:: THE INPUT ::

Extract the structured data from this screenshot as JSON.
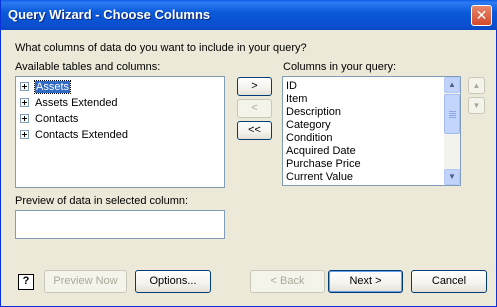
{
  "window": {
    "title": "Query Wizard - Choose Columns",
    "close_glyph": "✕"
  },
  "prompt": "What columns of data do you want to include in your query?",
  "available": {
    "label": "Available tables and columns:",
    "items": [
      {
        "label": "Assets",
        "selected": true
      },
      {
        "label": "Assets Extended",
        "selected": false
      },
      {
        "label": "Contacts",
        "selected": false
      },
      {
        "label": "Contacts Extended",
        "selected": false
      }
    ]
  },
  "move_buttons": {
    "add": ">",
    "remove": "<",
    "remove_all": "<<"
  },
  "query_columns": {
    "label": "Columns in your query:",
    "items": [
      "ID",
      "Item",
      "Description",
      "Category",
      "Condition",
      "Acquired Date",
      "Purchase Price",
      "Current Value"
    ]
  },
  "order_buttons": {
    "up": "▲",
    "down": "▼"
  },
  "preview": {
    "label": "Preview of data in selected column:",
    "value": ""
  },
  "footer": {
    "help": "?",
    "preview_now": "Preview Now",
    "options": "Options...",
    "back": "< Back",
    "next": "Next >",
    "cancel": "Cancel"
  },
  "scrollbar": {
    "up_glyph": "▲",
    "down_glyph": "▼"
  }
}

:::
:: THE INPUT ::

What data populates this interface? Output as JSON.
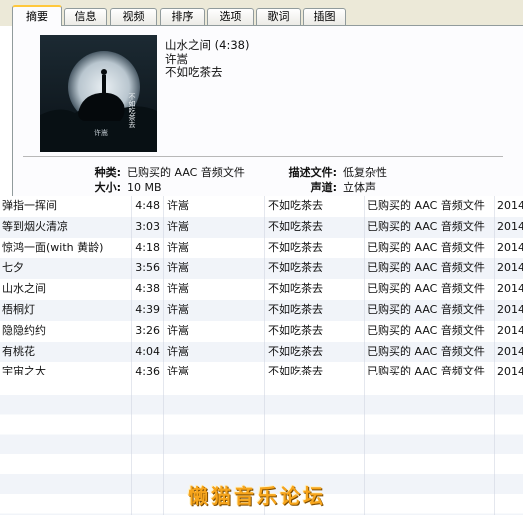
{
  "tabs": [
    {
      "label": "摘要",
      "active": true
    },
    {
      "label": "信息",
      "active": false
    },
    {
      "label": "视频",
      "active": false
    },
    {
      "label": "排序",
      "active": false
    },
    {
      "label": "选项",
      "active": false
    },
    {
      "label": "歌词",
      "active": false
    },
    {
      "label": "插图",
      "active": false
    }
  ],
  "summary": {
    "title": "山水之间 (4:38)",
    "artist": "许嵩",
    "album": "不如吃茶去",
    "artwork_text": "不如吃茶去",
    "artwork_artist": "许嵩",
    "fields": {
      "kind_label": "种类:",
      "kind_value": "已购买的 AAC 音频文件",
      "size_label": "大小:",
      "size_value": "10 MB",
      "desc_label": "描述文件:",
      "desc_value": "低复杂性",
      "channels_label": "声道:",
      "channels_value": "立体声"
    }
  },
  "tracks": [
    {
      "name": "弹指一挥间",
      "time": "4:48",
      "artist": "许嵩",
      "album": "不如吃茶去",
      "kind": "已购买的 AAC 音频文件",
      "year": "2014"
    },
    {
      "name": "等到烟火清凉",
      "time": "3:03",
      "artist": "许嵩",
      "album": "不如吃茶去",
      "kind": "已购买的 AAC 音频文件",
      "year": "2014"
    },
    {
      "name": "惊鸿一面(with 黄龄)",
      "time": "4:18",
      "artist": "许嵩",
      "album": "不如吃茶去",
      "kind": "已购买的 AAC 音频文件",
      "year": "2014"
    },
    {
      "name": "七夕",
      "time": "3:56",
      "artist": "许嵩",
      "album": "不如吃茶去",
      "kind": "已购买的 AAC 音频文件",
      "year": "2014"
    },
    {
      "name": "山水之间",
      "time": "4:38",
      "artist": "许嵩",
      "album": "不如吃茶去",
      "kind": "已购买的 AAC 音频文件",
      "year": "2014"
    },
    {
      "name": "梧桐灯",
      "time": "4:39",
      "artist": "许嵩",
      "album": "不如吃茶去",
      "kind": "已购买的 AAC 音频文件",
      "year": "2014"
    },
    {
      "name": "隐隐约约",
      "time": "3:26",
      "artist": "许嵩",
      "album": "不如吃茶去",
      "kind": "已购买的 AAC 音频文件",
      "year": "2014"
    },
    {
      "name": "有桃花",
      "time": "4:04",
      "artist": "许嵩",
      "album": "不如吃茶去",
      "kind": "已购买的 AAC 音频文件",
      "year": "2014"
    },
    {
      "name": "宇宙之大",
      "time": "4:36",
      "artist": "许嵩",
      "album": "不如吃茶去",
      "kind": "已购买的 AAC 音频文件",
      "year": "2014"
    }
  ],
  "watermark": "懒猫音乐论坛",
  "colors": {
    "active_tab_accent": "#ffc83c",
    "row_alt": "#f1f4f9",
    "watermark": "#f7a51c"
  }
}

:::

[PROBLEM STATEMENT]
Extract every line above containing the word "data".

[EXERCISE OUTPUT]
Extract the structured data from this screenshot as JSON.
  "prompt": "What columns of data do you want to include in your query?",
    "label": "Preview of data in selected column:",
What data populates this interface? Output as JSON.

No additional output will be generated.